Going solo? Recruiting is a hard business, and if you’re an independent recruiter working from home, it can present some additional challenges. Here are three things to keep in mind when branching out:
1. Solo recruiters need a strong network – from former co-workers to the talent pool, experience in a staffing firm or the industry you plan to recruit in is invaluable. Working on your own you will need a group to bounce ideas off of and consult with. How are you going to stay current with the latest in your industry? Join business groups and groups on LinkedIn, register for additional training, and stay social to keep abreast of trends and new regulations. Talk to other recruiters and firms to hear about their methods, challenges they’ve had, and things they do that work. This is something where the more you put into it, the more you get out of it.
2. Solo recruiters need a plan – working from home allows for flexibility that working for an employer may not have. But you won’t have the same structure or guidelines, so it’s a matter of effective time management and self-control. It’s important to make goals like connecting with a certain number of people per day, and working set hours each day. Make sure you have steady activity when it comes to sourcing, qualifying and submitting candidates. In addition, you won’t have the resources that a full firm has, so it’s good to make connections with other recruiters or a split network, to get orders and get revenue coming in while you build your desk.
3. Solo recruiters need to get out – email, phone calls, and Skype are great, but there’s nothing that replaces sitting down with someone face-to-face.
Once a week, Marcus Ronaldi of Marcus Ronaldi Recruiting goes into and works out of another NPAworldwide firm’s office in San Francisco. “Doing that allows me to get a better sense of the things he’s working on,” Marcus said. “There’s a criteria of submitting a candidate, vs when you’re doing calibration, like ‘does this work?’”
Another NPAworldwide member, Jim Lyons of LH International, visited another members’ office that he saw while driving through CT. He’s worked out of their office, and it’s led to several splits and a lot of money.
“If there are people in your area that have an office, find out if they have an open desk,” Marcus said. “If you have an open desk in your space, invite someone over. It’s good to meet face to face and get a sense of what people are working on.”

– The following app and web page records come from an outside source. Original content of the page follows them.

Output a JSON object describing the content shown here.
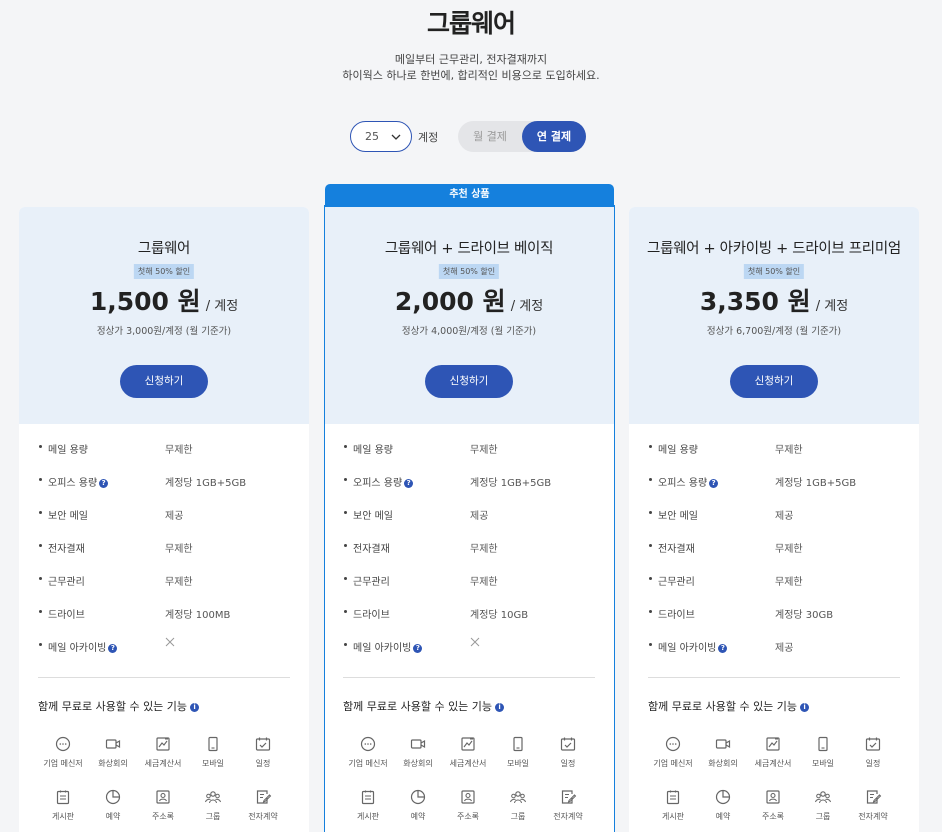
{
  "header": {
    "title": "그룹웨어",
    "subtitle_line1": "메일부터 근무관리, 전자결재까지",
    "subtitle_line2": "하이웍스 하나로 한번에, 합리적인 비용으로 도입하세요."
  },
  "controls": {
    "seat_count": "25",
    "seat_unit": "계정",
    "billing_monthly": "월 결제",
    "billing_annual": "연 결제",
    "selected_billing": "연 결제"
  },
  "recommended_label": "추천 상품",
  "colors": {
    "primary": "#2e55b5",
    "recommended": "#1580dd",
    "card_top": "#e8f0f9"
  },
  "plans": [
    {
      "name": "그룹웨어",
      "discount": "첫해 50% 할인",
      "price": "1,500 원",
      "price_unit": "/ 계정",
      "regular": "정상가 3,000원/계정 (월 기준가)",
      "cta": "신청하기",
      "features": [
        {
          "name": "메일 용량",
          "value": "무제한"
        },
        {
          "name": "오피스 용량",
          "value": "계정당 1GB+5GB",
          "help": true
        },
        {
          "name": "보안 메일",
          "value": "제공"
        },
        {
          "name": "전자결재",
          "value": "무제한"
        },
        {
          "name": "근무관리",
          "value": "무제한"
        },
        {
          "name": "드라이브",
          "value": "계정당 100MB"
        },
        {
          "name": "메일 아카이빙",
          "value": "",
          "help": true,
          "unavailable": true
        }
      ]
    },
    {
      "name": "그룹웨어 + 드라이브 베이직",
      "discount": "첫해 50% 할인",
      "price": "2,000 원",
      "price_unit": "/ 계정",
      "regular": "정상가 4,000원/계정 (월 기준가)",
      "cta": "신청하기",
      "features": [
        {
          "name": "메일 용량",
          "value": "무제한"
        },
        {
          "name": "오피스 용량",
          "value": "계정당 1GB+5GB",
          "help": true
        },
        {
          "name": "보안 메일",
          "value": "제공"
        },
        {
          "name": "전자결재",
          "value": "무제한"
        },
        {
          "name": "근무관리",
          "value": "무제한"
        },
        {
          "name": "드라이브",
          "value": "계정당 10GB"
        },
        {
          "name": "메일 아카이빙",
          "value": "",
          "help": true,
          "unavailable": true
        }
      ]
    },
    {
      "name": "그룹웨어 + 아카이빙 + 드라이브 프리미엄",
      "discount": "첫해 50% 할인",
      "price": "3,350 원",
      "price_unit": "/ 계정",
      "regular": "정상가 6,700원/계정 (월 기준가)",
      "cta": "신청하기",
      "features": [
        {
          "name": "메일 용량",
          "value": "무제한"
        },
        {
          "name": "오피스 용량",
          "value": "계정당 1GB+5GB",
          "help": true
        },
        {
          "name": "보안 메일",
          "value": "제공"
        },
        {
          "name": "전자결재",
          "value": "무제한"
        },
        {
          "name": "근무관리",
          "value": "무제한"
        },
        {
          "name": "드라이브",
          "value": "계정당 30GB"
        },
        {
          "name": "메일 아카이빙",
          "value": "제공",
          "help": true
        }
      ]
    }
  ],
  "free_features_title": "함께 무료로 사용할 수 있는 기능",
  "free_apps": [
    {
      "label": "기업 메신저",
      "icon": "chat-icon"
    },
    {
      "label": "화상회의",
      "icon": "video-icon"
    },
    {
      "label": "세금계산서",
      "icon": "tax-invoice-icon"
    },
    {
      "label": "모바일",
      "icon": "mobile-icon"
    },
    {
      "label": "일정",
      "icon": "calendar-icon"
    },
    {
      "label": "게시판",
      "icon": "board-icon"
    },
    {
      "label": "예약",
      "icon": "reservation-icon"
    },
    {
      "label": "주소록",
      "icon": "address-book-icon"
    },
    {
      "label": "그룹",
      "icon": "group-icon"
    },
    {
      "label": "전자계약",
      "icon": "e-contract-icon"
    }
  ]
}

Are you a solo recruiter? What works for you? What challenges did you encounter first starting out?